* [Problem to work on]:
Which lines of the entries contain the word "Foto"? Please list them.

===== Records to use

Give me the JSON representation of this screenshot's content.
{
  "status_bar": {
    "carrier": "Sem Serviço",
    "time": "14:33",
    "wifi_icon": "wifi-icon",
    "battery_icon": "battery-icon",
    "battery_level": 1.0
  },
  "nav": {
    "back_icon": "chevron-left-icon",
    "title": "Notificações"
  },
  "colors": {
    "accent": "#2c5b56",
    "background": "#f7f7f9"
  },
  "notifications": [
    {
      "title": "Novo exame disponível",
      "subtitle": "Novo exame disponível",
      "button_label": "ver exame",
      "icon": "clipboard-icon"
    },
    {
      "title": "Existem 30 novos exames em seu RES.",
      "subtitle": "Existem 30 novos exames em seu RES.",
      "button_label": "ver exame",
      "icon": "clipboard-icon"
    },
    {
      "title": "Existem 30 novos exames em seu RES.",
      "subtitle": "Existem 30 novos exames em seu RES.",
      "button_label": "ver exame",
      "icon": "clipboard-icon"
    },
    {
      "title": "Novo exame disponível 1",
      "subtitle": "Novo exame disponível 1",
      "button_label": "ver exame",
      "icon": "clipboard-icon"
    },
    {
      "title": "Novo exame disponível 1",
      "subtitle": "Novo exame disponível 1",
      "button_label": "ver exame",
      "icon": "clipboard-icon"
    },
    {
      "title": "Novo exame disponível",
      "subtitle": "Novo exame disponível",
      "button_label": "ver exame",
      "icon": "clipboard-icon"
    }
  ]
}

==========
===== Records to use

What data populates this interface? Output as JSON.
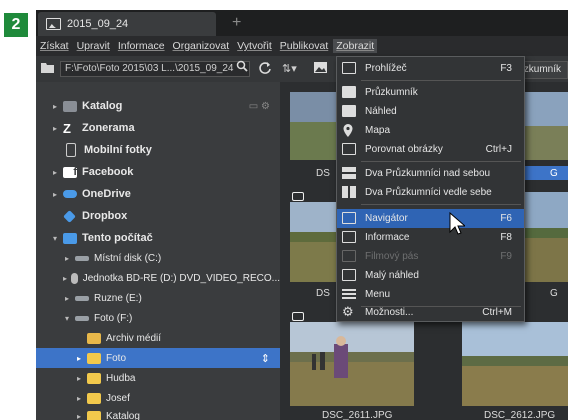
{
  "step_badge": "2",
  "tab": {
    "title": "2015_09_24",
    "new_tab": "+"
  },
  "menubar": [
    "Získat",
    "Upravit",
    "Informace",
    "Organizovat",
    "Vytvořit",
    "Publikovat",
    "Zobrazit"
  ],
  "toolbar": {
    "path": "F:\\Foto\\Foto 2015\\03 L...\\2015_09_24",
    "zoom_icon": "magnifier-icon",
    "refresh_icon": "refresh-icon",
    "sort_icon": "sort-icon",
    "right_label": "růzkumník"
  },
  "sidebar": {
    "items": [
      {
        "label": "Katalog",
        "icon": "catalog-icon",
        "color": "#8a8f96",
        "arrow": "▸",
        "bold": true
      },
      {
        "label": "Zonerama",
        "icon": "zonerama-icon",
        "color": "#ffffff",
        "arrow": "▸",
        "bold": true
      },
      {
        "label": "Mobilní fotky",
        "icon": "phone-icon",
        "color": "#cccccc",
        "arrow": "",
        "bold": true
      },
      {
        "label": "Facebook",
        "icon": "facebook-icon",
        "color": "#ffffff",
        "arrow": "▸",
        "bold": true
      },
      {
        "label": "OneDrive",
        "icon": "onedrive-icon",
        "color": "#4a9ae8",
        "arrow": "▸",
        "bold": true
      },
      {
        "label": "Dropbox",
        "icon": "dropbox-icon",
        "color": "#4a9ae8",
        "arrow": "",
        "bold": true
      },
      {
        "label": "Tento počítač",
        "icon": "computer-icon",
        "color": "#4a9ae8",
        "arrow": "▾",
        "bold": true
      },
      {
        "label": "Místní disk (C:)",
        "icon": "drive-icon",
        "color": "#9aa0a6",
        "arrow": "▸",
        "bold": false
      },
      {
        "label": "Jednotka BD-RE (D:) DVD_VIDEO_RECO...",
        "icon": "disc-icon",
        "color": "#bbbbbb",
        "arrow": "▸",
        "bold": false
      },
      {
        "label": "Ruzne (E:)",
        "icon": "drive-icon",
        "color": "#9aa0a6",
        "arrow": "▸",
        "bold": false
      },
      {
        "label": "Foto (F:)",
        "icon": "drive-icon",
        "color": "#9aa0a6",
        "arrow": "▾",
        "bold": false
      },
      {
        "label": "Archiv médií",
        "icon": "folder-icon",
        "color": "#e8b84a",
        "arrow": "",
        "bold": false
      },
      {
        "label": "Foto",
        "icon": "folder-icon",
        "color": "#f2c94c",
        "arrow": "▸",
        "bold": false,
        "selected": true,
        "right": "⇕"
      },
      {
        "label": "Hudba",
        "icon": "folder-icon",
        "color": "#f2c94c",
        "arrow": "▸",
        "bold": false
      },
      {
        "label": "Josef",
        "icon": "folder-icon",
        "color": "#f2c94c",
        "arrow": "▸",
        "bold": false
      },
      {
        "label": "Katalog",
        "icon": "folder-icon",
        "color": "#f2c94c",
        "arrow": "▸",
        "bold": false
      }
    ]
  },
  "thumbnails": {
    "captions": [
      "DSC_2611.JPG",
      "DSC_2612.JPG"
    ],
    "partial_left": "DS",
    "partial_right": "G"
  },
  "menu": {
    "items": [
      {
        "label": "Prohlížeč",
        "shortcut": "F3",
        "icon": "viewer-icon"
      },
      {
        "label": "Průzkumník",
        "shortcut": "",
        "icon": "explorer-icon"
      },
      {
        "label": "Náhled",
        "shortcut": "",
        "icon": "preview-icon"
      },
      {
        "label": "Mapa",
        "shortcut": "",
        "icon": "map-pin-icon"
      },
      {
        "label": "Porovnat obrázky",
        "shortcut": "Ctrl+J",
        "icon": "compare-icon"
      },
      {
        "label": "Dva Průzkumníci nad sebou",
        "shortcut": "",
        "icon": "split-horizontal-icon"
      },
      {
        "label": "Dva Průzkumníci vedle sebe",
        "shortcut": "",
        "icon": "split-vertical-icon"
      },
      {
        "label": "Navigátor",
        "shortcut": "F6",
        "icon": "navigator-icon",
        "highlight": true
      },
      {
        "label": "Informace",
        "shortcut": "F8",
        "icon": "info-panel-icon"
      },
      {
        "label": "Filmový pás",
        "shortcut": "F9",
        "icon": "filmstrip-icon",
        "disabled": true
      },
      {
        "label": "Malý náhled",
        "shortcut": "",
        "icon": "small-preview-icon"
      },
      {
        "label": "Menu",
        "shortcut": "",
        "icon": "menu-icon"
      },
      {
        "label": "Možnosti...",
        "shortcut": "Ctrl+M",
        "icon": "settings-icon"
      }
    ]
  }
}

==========

* [Answer space]:
    "path": "F:\\Foto\\Foto 2015\\03 L...\\2015_09_24",
        "label": "Foto (F:)",
        "label": "Foto",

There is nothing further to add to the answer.